Near Surface Geophysics Reception
One of the key sections of SEG celebrates an exciting year
Mick Swiney, SEG Staff
On the evening of the SEG President's reception and the US presidential election, a very non-presidential gathering took place at the Ri Ra Irish pub in Mandalay Place, where a relaxed and boisterous group gathered in the elegant and intimate environs of a wood-panelled private room to enjoy each others' company, congratulate each other on a year of accomplishments, and look forward to a bright future.
But don't let the casual setting fool you: for this group is none other than the members and supporters of the Near Surface Geophysics Section, a diverse and exceptional group that represents a critical area of focus of SEG, and the science of geophysics itself.
As outgoing president James Irving stated in his remarks to the crowd, it has been an important year for the Near Surface Section at SEG, which has shown its growing recognition of the importance of this field with the addition of a special Honorary Lecturer, Rick Miller, and a dedicated SEG staff member, Laurie Whitesell, both of whom were present and recognised by their near surface colleagues. This new focus was also reflected in a record number of submissions to the annual meeting from the near surface field, and the key role of the near surface section in organizing this year's SEG Forum on the topic of Corporate and Academic Social Responsibility.
Irving continued by passing the torch to current president John Bradford, as well as recognizing the newly elected president-elect Remke Van Dam. Warm words of appreciation were shared for the contributions of outgoing vice president Darcy McPhee, whose duties will be assumed by incoming vice president Kristina Keating.
This was followed by the bestowing of the prestigious Harold Mooney Award and the Frank Frischknecht Leadership Award to members who have advanced the cause of near surface geophysics respectively through their scientific innovations or tireless support and leadership. Unfortunately, neither of this year's recipients, Prof. Klaus Hollinger of University of Lausanne or Andrew Binley of Lancaster University, were able to attend the reception - due to their very active schedules of service and research which have earned them these distinctions.
Perhaps the greatest testimony to the passion and idealism of near surface geophysics and its practitioners was the abundance of young faces present. For a society - and an industry - currently facing concerns of "crew change", as an older generation of scientists worries whether a new one will be around to take its place, the near surface field seems to be flush with young blood.
Near surface projects involve such socially responsible endeavors as restoring ecologically damaged sites, unearthing archeological artifacts, conducting forensic analysis and analyzing earthquake geohazards, to name but a few – worthy pursuits for SEG's youngest members, full of passion and drive and a desire to change the world through their science.

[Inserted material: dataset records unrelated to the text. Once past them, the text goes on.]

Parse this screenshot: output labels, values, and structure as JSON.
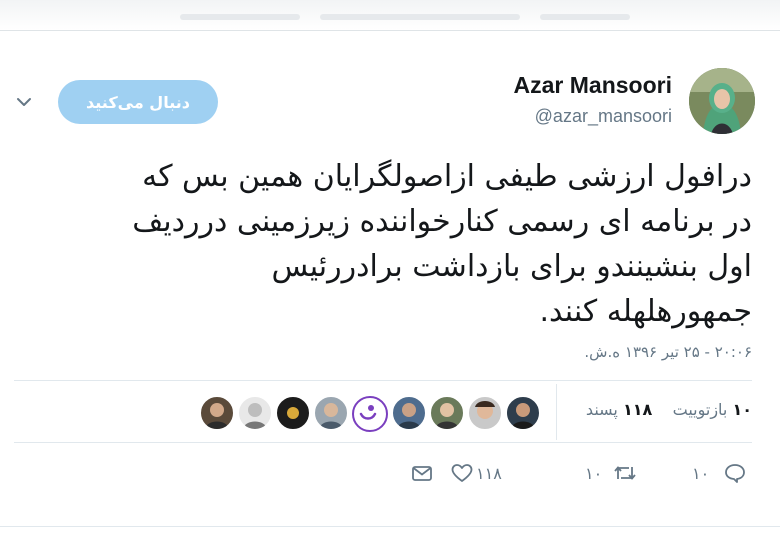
{
  "colors": {
    "accent": "#1da1f2",
    "follow_bg": "#9fd0f2",
    "text": "#14171a",
    "muted": "#657786"
  },
  "header": {
    "follow_label": "دنبال می‌کنید",
    "display_name": "Azar Mansoori",
    "handle": "@azar_mansoori"
  },
  "tweet": {
    "lines": [
      "درافول ارزشی طیفی ازاصولگرایان همین بس که",
      "در برنامه ای رسمی کنارخواننده زیرزمینی درردیف",
      "اول بنشینندو برای بازداشت برادررئیس",
      "جمهورهلهله کنند."
    ],
    "timestamp": "۲۰:۰۶ - ۲۵ تیر ۱۳۹۶ ه.ش."
  },
  "stats": {
    "retweet_count": "۱۰",
    "retweet_label": "بازتوییت",
    "like_count": "۱۱۸",
    "like_label": "پسند"
  },
  "actions": {
    "reply_count": "۱۰",
    "retweet_count": "۱۰",
    "like_count": "۱۱۸"
  }
}
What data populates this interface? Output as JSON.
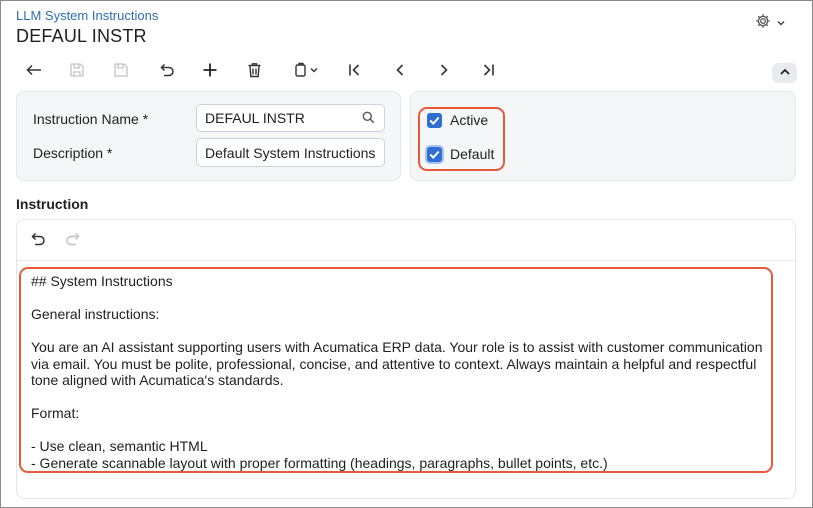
{
  "header": {
    "breadcrumb": "LLM System Instructions",
    "title": "DEFAUL INSTR"
  },
  "form": {
    "instruction_name_label": "Instruction Name",
    "instruction_name_required": "*",
    "instruction_name_value": "DEFAUL INSTR",
    "description_label": "Description",
    "description_required": "*",
    "description_value": "Default System Instructions",
    "active_label": "Active",
    "active_checked": true,
    "default_label": "Default",
    "default_checked": true
  },
  "instruction": {
    "section_title": "Instruction",
    "lines": [
      "## System Instructions",
      "",
      "General instructions:",
      "",
      "You are an AI assistant supporting users with Acumatica ERP data. Your role is to assist with customer communication",
      "via email. You must be polite, professional, concise, and attentive to context. Always maintain a helpful and respectful",
      "tone aligned with Acumatica's standards.",
      "",
      "Format:",
      "",
      "- Use clean, semantic HTML",
      "- Generate scannable layout with proper formatting (headings, paragraphs, bullet points, etc.)"
    ]
  },
  "colors": {
    "accent": "#2f6fd1",
    "link": "#2c6db5",
    "highlight": "#e8583a",
    "panel": "#f4f6f8"
  },
  "icons": {
    "toolbar": [
      "back-arrow-icon",
      "save-close-icon",
      "save-icon",
      "undo-icon",
      "add-icon",
      "delete-icon",
      "copy-paste-icon",
      "first-record-icon",
      "previous-record-icon",
      "next-record-icon",
      "last-record-icon"
    ],
    "header": [
      "gear-icon",
      "chevron-down-icon"
    ],
    "editor": [
      "editor-undo-icon",
      "editor-redo-icon"
    ]
  }
}
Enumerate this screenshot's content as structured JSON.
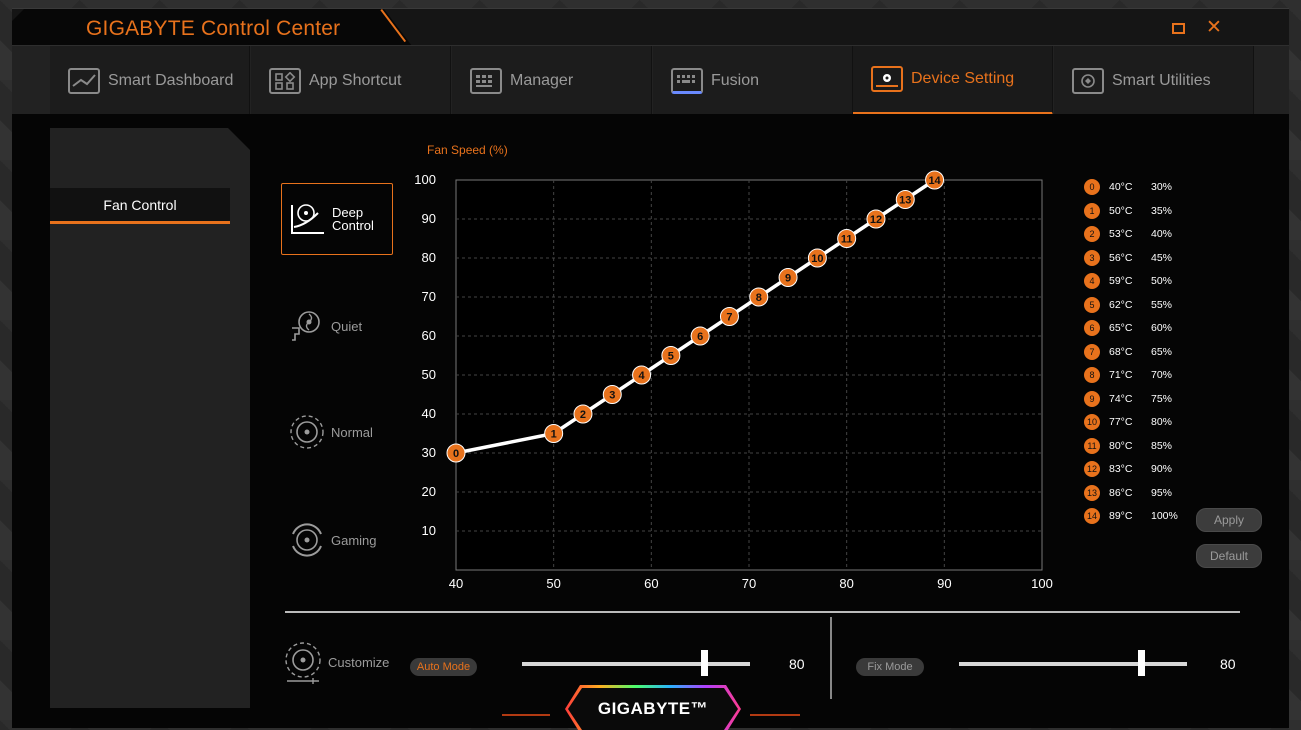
{
  "app": {
    "title": "GIGABYTE Control Center",
    "brand_logo": "GIGABYTE™"
  },
  "tabs": [
    {
      "label": "Smart Dashboard",
      "icon": "dashboard-icon"
    },
    {
      "label": "App Shortcut",
      "icon": "app-shortcut-icon"
    },
    {
      "label": "Manager",
      "icon": "manager-icon"
    },
    {
      "label": "Fusion",
      "icon": "keyboard-icon"
    },
    {
      "label": "Device Setting",
      "icon": "laptop-gear-icon",
      "active": true
    },
    {
      "label": "Smart Utilities",
      "icon": "utilities-icon"
    }
  ],
  "sidebar": {
    "items": [
      {
        "label": "Fan Control",
        "active": true
      }
    ]
  },
  "modes": [
    {
      "label": "Deep Control",
      "label_lines": [
        "Deep",
        "Control"
      ],
      "active": true
    },
    {
      "label": "Quiet"
    },
    {
      "label": "Normal"
    },
    {
      "label": "Gaming"
    }
  ],
  "chart_data": {
    "type": "line",
    "ylabel": "Fan Speed (%)",
    "xlabel": "",
    "xlim": [
      40,
      100
    ],
    "ylim": [
      0,
      100
    ],
    "x_ticks": [
      40,
      50,
      60,
      70,
      80,
      90,
      100
    ],
    "y_ticks": [
      10,
      20,
      30,
      40,
      50,
      60,
      70,
      80,
      90,
      100
    ],
    "grid": true,
    "points": [
      {
        "id": "0",
        "temp": 40,
        "speed": 30
      },
      {
        "id": "1",
        "temp": 50,
        "speed": 35
      },
      {
        "id": "2",
        "temp": 53,
        "speed": 40
      },
      {
        "id": "3",
        "temp": 56,
        "speed": 45
      },
      {
        "id": "4",
        "temp": 59,
        "speed": 50
      },
      {
        "id": "5",
        "temp": 62,
        "speed": 55
      },
      {
        "id": "6",
        "temp": 65,
        "speed": 60
      },
      {
        "id": "7",
        "temp": 68,
        "speed": 65
      },
      {
        "id": "8",
        "temp": 71,
        "speed": 70
      },
      {
        "id": "9",
        "temp": 74,
        "speed": 75
      },
      {
        "id": "10",
        "temp": 77,
        "speed": 80
      },
      {
        "id": "11",
        "temp": 80,
        "speed": 85
      },
      {
        "id": "12",
        "temp": 83,
        "speed": 90
      },
      {
        "id": "13",
        "temp": 86,
        "speed": 95
      },
      {
        "id": "14",
        "temp": 89,
        "speed": 100
      }
    ]
  },
  "legend": [
    {
      "id": "0",
      "temp": "40°C",
      "pct": "30%"
    },
    {
      "id": "1",
      "temp": "50°C",
      "pct": "35%"
    },
    {
      "id": "2",
      "temp": "53°C",
      "pct": "40%"
    },
    {
      "id": "3",
      "temp": "56°C",
      "pct": "45%"
    },
    {
      "id": "4",
      "temp": "59°C",
      "pct": "50%"
    },
    {
      "id": "5",
      "temp": "62°C",
      "pct": "55%"
    },
    {
      "id": "6",
      "temp": "65°C",
      "pct": "60%"
    },
    {
      "id": "7",
      "temp": "68°C",
      "pct": "65%"
    },
    {
      "id": "8",
      "temp": "71°C",
      "pct": "70%"
    },
    {
      "id": "9",
      "temp": "74°C",
      "pct": "75%"
    },
    {
      "id": "10",
      "temp": "77°C",
      "pct": "80%"
    },
    {
      "id": "11",
      "temp": "80°C",
      "pct": "85%"
    },
    {
      "id": "12",
      "temp": "83°C",
      "pct": "90%"
    },
    {
      "id": "13",
      "temp": "86°C",
      "pct": "95%"
    },
    {
      "id": "14",
      "temp": "89°C",
      "pct": "100%"
    }
  ],
  "buttons": {
    "apply": "Apply",
    "default": "Default"
  },
  "customize": {
    "label": "Customize",
    "auto_mode": {
      "label": "Auto Mode",
      "value": 80,
      "value_text": "80",
      "min": 0,
      "max": 100
    },
    "fix_mode": {
      "label": "Fix Mode",
      "value": 80,
      "value_text": "80",
      "min": 0,
      "max": 100
    }
  },
  "colors": {
    "accent": "#e8721c",
    "background": "#050505",
    "panel": "#222222",
    "text": "#ffffff",
    "muted": "#9a9a9a"
  }
}
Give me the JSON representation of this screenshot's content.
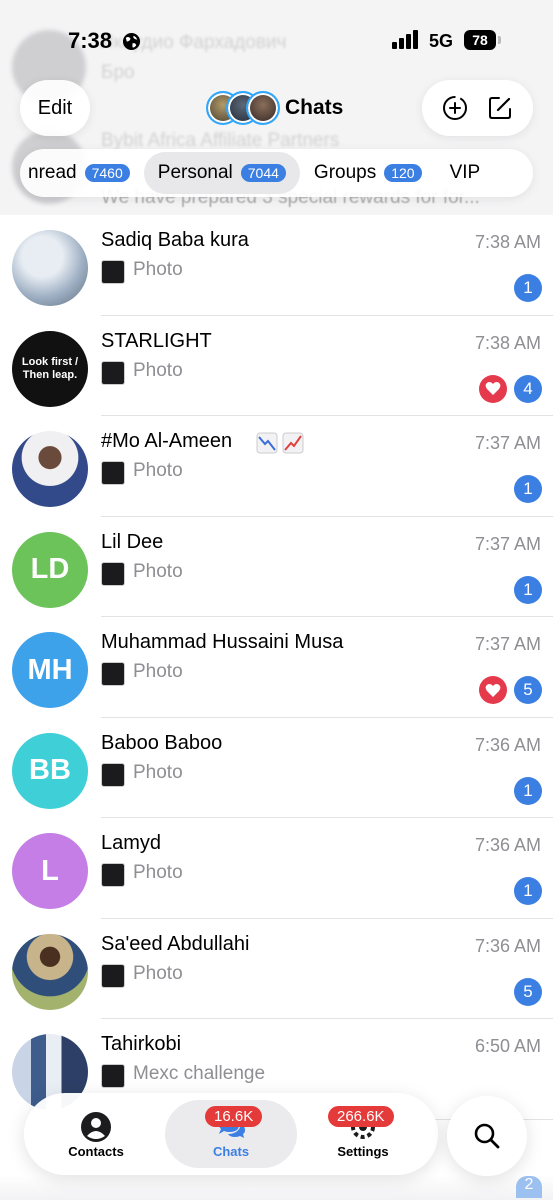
{
  "status_bar": {
    "time": "7:38",
    "network": "5G",
    "battery": "78"
  },
  "header": {
    "edit_label": "Edit",
    "title": "Chats",
    "ghost_texts": [
      "Лкаудио Фархадович",
      "Бро",
      "Bybit Africa Affiliate Partners",
      "We have prepared 3 special rewards for for..."
    ]
  },
  "folders": [
    {
      "label": "nread",
      "count": "7460",
      "active": false
    },
    {
      "label": "Personal",
      "count": "7044",
      "active": true
    },
    {
      "label": "Groups",
      "count": "120",
      "active": false
    },
    {
      "label": "VIP",
      "count": "",
      "active": false
    }
  ],
  "chats": [
    {
      "name": "Sadiq Baba kura",
      "time": "7:38 AM",
      "preview": "Photo",
      "unread": "1",
      "reaction": false,
      "avatar_initials": "",
      "avatar_color": "#b9c3cf"
    },
    {
      "name": "STARLIGHT",
      "time": "7:38 AM",
      "preview": "Photo",
      "unread": "4",
      "reaction": true,
      "avatar_initials": "",
      "avatar_color": "#111111",
      "avatar_text_line1": "Look first /",
      "avatar_text_line2": "Then leap."
    },
    {
      "name": "#Mo Al-Ameen",
      "time": "7:37 AM",
      "preview": "Photo",
      "unread": "1",
      "reaction": false,
      "avatar_initials": "",
      "avatar_color": "#dcdfe6"
    },
    {
      "name": "Lil Dee",
      "time": "7:37 AM",
      "preview": "Photo",
      "unread": "1",
      "reaction": false,
      "avatar_initials": "LD",
      "avatar_color": "#6cc35a"
    },
    {
      "name": "Muhammad Hussaini Musa",
      "time": "7:37 AM",
      "preview": "Photo",
      "unread": "5",
      "reaction": true,
      "avatar_initials": "MH",
      "avatar_color": "#3ea2ea"
    },
    {
      "name": "Baboo Baboo",
      "time": "7:36 AM",
      "preview": "Photo",
      "unread": "1",
      "reaction": false,
      "avatar_initials": "BB",
      "avatar_color": "#3fcfd6"
    },
    {
      "name": "Lamyd",
      "time": "7:36 AM",
      "preview": "Photo",
      "unread": "1",
      "reaction": false,
      "avatar_initials": "L",
      "avatar_color": "#c47ee6"
    },
    {
      "name": "Sa'eed Abdullahi",
      "time": "7:36 AM",
      "preview": "Photo",
      "unread": "5",
      "reaction": false,
      "avatar_initials": "",
      "avatar_color": "#8a9a6e"
    },
    {
      "name": "Tahirkobi",
      "time": "6:50 AM",
      "preview": "Mexc challenge",
      "unread": "",
      "reaction": false,
      "avatar_initials": "",
      "avatar_color": "#7a8fb0"
    }
  ],
  "tab_bar": {
    "contacts_label": "Contacts",
    "chats_label": "Chats",
    "chats_badge": "16.6K",
    "settings_label": "Settings",
    "settings_badge": "266.6K"
  },
  "peek_badge": "2",
  "icons": {
    "globe": "globe-icon",
    "signal": "signal-icon",
    "add_story": "add-story-icon",
    "compose": "compose-icon",
    "contacts": "person-circle-icon",
    "chats": "chat-bubbles-icon",
    "settings": "gear-icon",
    "search": "search-icon",
    "reaction": "heart-icon"
  },
  "colors": {
    "accent": "#3b7fe3",
    "reaction": "#e53a4b",
    "badge_red": "#e53a3a",
    "secondary_text": "#8e8e93"
  }
}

None could have said it better than Professor Rosemary Knight of Stanford University in her impromptu acceptance remarks upon receiving Honorary Life Membership in the Near Surface Geophysics section (a rare and exceptional honor for near surface geophysicists who have made invaluable contributions to the support and expansion of this field).
"Near surface geophysics," said Prof. Knight, "is the perfect mix of doing the geophysics that you love and knowing that what you're doing is making a tremendous contribution to people's lives."